The objective is to bypass the financial sanctions imposed on his country and reach sources to finance its almost-bankrupt public and balance of payments accounts. If it succeeds, the ICO should provide the government with access to $6 billion.
In the middle of an economic and social meltdown, with annual inflation estimated to be 13,000% this year, and more than one million inhabitants fleeing to neighboring countries as refugees, Venezuela has launched 100 million Petro coins, its own cryptocurrency.
Every Petro issued in the Initial Coin Offering (ICO) was priced by the government at $60, the average price of a barrel of crude oil in January, while each Bolivar, the country’s formal currency, was officially quoted at 0.00004 dollars.
The objective of Nicolas Maduro, president of Venezuela, is to bypass the financial sanctions imposed on his country and reach sources to finance its almost-bankrupt public and balance of payments accounts.
If it succeeds, the ICO should provide the government with access to $6 billion. The US has already warned investors that the purchase of Petro coins violates sanctions.

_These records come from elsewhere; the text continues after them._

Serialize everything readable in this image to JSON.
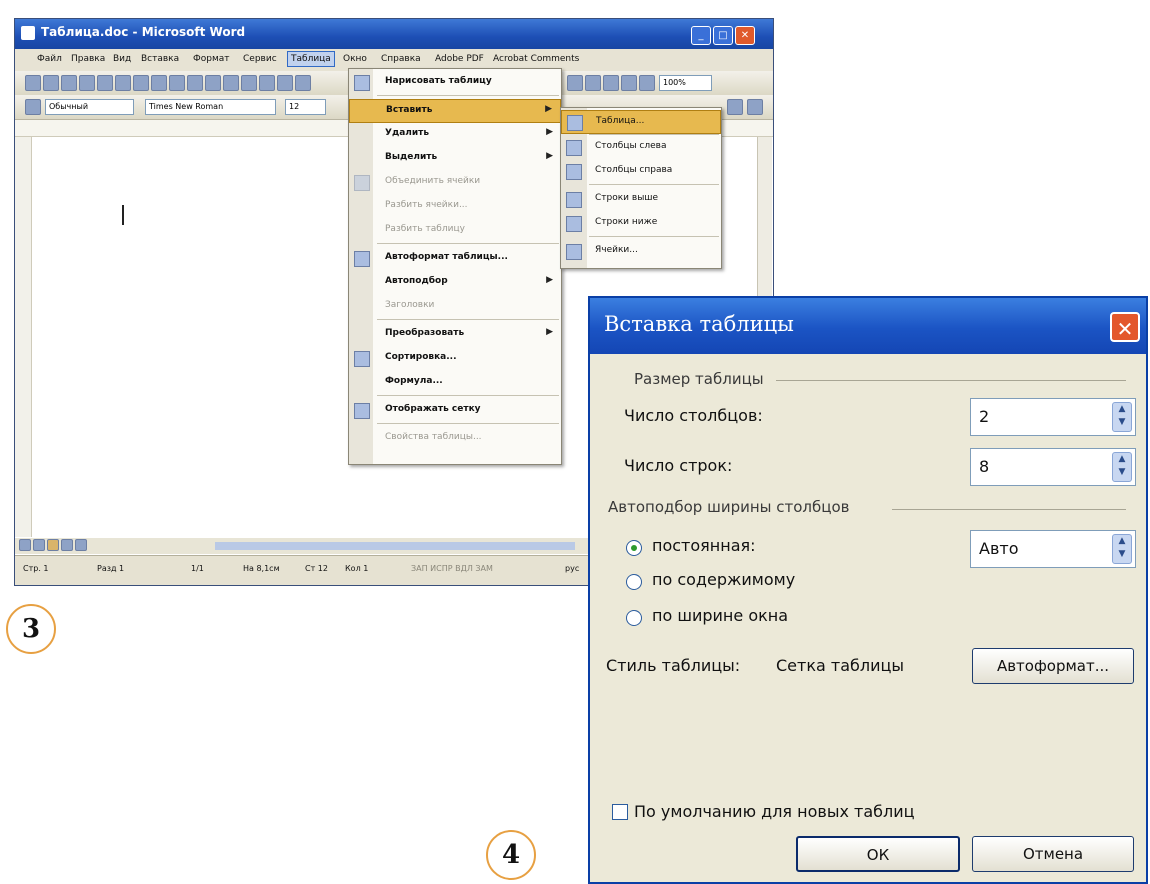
{
  "word_window": {
    "title": "Таблица.doc - Microsoft Word",
    "menu": [
      "Файл",
      "Правка",
      "Вид",
      "Вставка",
      "Формат",
      "Сервис",
      "Таблица",
      "Окно",
      "Справка",
      "Adobe PDF",
      "Acrobat Comments"
    ],
    "style_combo": "Обычный",
    "font_combo": "Times New Roman",
    "size_combo": "12",
    "zoom_combo": "100%",
    "status": {
      "page": "Стр. 1",
      "section": "Разд 1",
      "pages": "1/1",
      "at": "На 8,1см",
      "line": "Ст 12",
      "col": "Кол 1",
      "modes": "ЗАП  ИСПР  ВДЛ  ЗАМ",
      "lang": "рус"
    }
  },
  "table_menu": {
    "items": [
      {
        "label": "Нарисовать таблицу",
        "enabled": true,
        "submenu": false,
        "icon": "pencil-icon"
      },
      {
        "label": "Вставить",
        "enabled": true,
        "submenu": true,
        "highlighted": true
      },
      {
        "label": "Удалить",
        "enabled": true,
        "submenu": true
      },
      {
        "label": "Выделить",
        "enabled": true,
        "submenu": true
      },
      {
        "label": "Объединить ячейки",
        "enabled": false,
        "submenu": false,
        "icon": "merge-cells-icon"
      },
      {
        "label": "Разбить ячейки...",
        "enabled": false,
        "submenu": false
      },
      {
        "label": "Разбить таблицу",
        "enabled": false,
        "submenu": false
      },
      {
        "label": "Автоформат таблицы...",
        "enabled": true,
        "submenu": false,
        "icon": "autoformat-icon"
      },
      {
        "label": "Автоподбор",
        "enabled": true,
        "submenu": true
      },
      {
        "label": "Заголовки",
        "enabled": false,
        "submenu": false
      },
      {
        "label": "Преобразовать",
        "enabled": true,
        "submenu": true
      },
      {
        "label": "Сортировка...",
        "enabled": true,
        "submenu": false,
        "icon": "sort-icon"
      },
      {
        "label": "Формула...",
        "enabled": true,
        "submenu": false
      },
      {
        "label": "Отображать сетку",
        "enabled": true,
        "submenu": false,
        "icon": "grid-icon"
      },
      {
        "label": "Свойства таблицы...",
        "enabled": false,
        "submenu": false
      }
    ]
  },
  "insert_submenu": {
    "items": [
      {
        "label": "Таблица...",
        "highlighted": true,
        "icon": "table-icon"
      },
      {
        "label": "Столбцы слева",
        "icon": "columns-left-icon"
      },
      {
        "label": "Столбцы справа",
        "icon": "columns-right-icon"
      },
      {
        "label": "Строки выше",
        "icon": "rows-above-icon"
      },
      {
        "label": "Строки ниже",
        "icon": "rows-below-icon"
      },
      {
        "label": "Ячейки...",
        "icon": "cells-icon"
      }
    ]
  },
  "badges": {
    "step3": "3",
    "step4": "4"
  },
  "dialog": {
    "title": "Вставка таблицы",
    "size_group": "Размер таблицы",
    "columns_label": "Число столбцов:",
    "columns_value": "2",
    "rows_label": "Число строк:",
    "rows_value": "8",
    "autofit_group": "Автоподбор ширины столбцов",
    "radio_fixed": "постоянная:",
    "fixed_value": "Авто",
    "radio_content": "по содержимому",
    "radio_window": "по ширине окна",
    "style_label": "Стиль таблицы:",
    "style_value": "Сетка таблицы",
    "autoformat_button": "Автоформат...",
    "default_checkbox": "По умолчанию для новых таблиц",
    "ok_button": "ОК",
    "cancel_button": "Отмена",
    "selected_radio": "fixed"
  }
}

Some experts suspect that the cryptocurrency, which is totally controlled by the Venezuelan government, could also be used to launder money by the drug trade and other illicit sectors. “It is certainly a money-laundering mechanism,” says Pedro Mario Burelli, a former foreign director at PDVSA, the Venezuelan state-owned oil and natural gas company.

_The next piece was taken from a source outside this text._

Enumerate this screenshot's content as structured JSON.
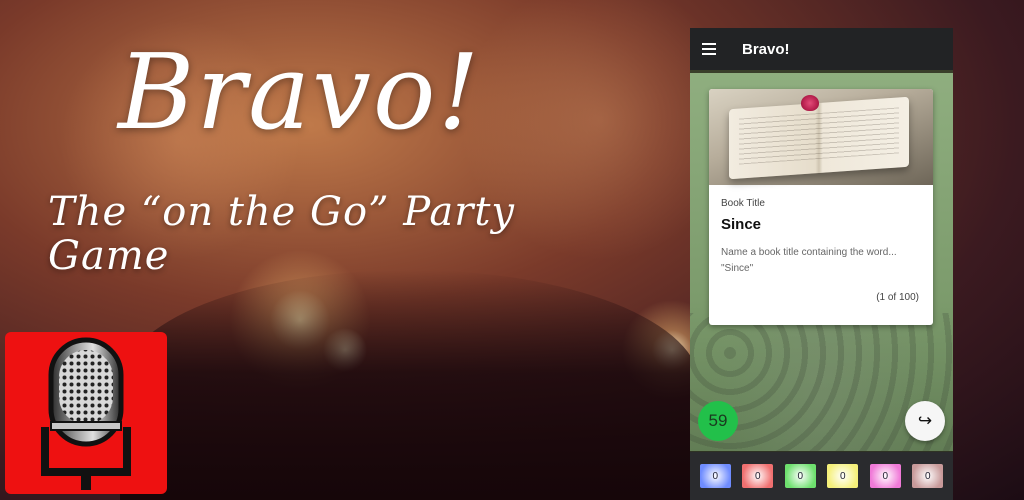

The Venezuelan government says the Petro cryptocurrency is backed up by certified oil, gas, diamond and gold reserves. For Daniele Bianchi, assistant professor of Finance at Warwick Business School, many concerns are still unresolved. “There is no reason why a rational investor should put money into it,” said Bianchi. “It looks more an attempt to raise funds out of desperation than an attempt to introduce a digital currency backed by a hard commodity.”